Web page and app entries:
☆ ☆ ☆ ☆ ☆

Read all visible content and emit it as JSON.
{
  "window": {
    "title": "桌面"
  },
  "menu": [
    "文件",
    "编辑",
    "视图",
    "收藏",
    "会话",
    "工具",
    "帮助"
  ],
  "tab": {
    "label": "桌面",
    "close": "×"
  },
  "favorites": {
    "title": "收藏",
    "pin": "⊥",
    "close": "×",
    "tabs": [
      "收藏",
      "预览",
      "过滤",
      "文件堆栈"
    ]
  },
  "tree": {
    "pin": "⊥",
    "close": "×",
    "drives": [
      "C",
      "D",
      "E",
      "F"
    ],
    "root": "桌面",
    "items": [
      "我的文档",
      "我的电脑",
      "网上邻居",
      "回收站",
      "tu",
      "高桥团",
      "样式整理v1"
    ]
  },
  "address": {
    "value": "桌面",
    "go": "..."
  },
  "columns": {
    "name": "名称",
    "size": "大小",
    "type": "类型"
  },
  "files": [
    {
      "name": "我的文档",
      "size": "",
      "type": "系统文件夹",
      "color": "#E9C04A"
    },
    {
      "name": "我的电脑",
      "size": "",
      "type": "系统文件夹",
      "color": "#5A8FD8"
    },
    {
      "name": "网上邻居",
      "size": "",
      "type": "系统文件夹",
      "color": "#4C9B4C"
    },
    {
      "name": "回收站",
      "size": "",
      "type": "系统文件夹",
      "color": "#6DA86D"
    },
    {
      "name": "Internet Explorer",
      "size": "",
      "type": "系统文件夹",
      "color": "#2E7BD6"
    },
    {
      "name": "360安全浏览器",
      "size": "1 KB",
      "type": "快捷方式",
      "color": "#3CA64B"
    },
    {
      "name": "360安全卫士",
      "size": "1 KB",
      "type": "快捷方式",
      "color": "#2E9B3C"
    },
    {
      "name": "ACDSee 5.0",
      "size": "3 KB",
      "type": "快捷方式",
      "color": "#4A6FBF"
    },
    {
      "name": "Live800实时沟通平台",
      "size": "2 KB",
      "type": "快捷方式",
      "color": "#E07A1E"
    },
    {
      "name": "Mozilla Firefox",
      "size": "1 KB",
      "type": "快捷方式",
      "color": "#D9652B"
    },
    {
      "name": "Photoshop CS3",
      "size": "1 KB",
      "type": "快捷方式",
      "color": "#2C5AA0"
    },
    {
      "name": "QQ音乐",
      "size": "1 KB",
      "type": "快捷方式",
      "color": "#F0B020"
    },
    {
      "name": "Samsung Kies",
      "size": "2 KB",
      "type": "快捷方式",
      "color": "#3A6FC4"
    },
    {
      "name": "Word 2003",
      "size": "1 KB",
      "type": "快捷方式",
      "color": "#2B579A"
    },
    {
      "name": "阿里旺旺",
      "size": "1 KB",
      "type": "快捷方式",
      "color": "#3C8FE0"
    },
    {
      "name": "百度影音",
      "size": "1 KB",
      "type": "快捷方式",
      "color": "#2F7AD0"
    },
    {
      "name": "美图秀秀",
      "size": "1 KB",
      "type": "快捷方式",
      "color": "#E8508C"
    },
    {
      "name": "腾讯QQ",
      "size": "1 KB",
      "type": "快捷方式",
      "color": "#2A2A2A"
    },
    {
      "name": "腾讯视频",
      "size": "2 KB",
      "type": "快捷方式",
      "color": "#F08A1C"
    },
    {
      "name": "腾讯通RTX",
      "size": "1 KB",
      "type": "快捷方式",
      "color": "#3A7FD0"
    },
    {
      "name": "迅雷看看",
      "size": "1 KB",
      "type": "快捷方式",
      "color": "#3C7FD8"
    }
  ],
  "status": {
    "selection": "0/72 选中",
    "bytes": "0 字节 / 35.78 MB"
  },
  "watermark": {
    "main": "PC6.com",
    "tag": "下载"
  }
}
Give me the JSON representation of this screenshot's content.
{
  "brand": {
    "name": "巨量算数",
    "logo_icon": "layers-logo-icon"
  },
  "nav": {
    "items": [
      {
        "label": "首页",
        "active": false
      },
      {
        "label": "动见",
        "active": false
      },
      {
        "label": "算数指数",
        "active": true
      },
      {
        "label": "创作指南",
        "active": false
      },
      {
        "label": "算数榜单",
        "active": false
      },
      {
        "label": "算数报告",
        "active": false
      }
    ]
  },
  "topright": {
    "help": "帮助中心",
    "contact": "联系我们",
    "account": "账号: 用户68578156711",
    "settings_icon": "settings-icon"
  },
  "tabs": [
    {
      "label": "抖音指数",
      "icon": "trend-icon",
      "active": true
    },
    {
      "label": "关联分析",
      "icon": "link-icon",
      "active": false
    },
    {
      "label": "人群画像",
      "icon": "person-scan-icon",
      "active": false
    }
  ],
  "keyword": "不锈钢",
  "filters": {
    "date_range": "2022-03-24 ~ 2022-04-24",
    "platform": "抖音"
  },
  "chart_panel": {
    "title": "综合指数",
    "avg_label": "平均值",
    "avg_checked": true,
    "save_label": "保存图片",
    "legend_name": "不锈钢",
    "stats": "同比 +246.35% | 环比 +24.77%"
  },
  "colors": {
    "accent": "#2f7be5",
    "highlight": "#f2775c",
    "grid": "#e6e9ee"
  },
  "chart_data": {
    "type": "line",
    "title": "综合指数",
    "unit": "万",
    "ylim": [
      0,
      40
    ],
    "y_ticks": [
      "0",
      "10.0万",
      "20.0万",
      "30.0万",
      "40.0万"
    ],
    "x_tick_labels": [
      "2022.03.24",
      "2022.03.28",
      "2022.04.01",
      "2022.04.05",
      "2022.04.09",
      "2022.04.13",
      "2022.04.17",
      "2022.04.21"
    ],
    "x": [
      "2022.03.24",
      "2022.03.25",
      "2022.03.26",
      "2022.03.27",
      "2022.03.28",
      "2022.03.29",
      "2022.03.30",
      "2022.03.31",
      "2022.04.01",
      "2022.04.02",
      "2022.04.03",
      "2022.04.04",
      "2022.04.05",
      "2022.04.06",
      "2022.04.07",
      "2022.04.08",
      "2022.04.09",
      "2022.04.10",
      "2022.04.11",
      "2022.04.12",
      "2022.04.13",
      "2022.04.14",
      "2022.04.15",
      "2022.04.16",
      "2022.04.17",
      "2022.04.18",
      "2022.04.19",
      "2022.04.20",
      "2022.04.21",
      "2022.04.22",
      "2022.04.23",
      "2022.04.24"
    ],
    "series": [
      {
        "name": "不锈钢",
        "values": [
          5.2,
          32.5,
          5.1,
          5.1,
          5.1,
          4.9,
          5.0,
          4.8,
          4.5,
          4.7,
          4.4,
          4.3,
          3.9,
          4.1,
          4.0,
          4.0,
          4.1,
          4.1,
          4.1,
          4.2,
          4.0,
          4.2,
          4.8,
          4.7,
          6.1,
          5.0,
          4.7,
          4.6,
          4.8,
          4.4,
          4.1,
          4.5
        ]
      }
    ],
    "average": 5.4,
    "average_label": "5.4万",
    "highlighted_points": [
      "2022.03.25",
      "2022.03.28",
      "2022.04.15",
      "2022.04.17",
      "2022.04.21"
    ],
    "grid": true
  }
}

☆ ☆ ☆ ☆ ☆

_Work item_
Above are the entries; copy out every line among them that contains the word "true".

_Solution for this exercise_
        "active": true
      "active": true
    "avg_checked": true,
    "grid": true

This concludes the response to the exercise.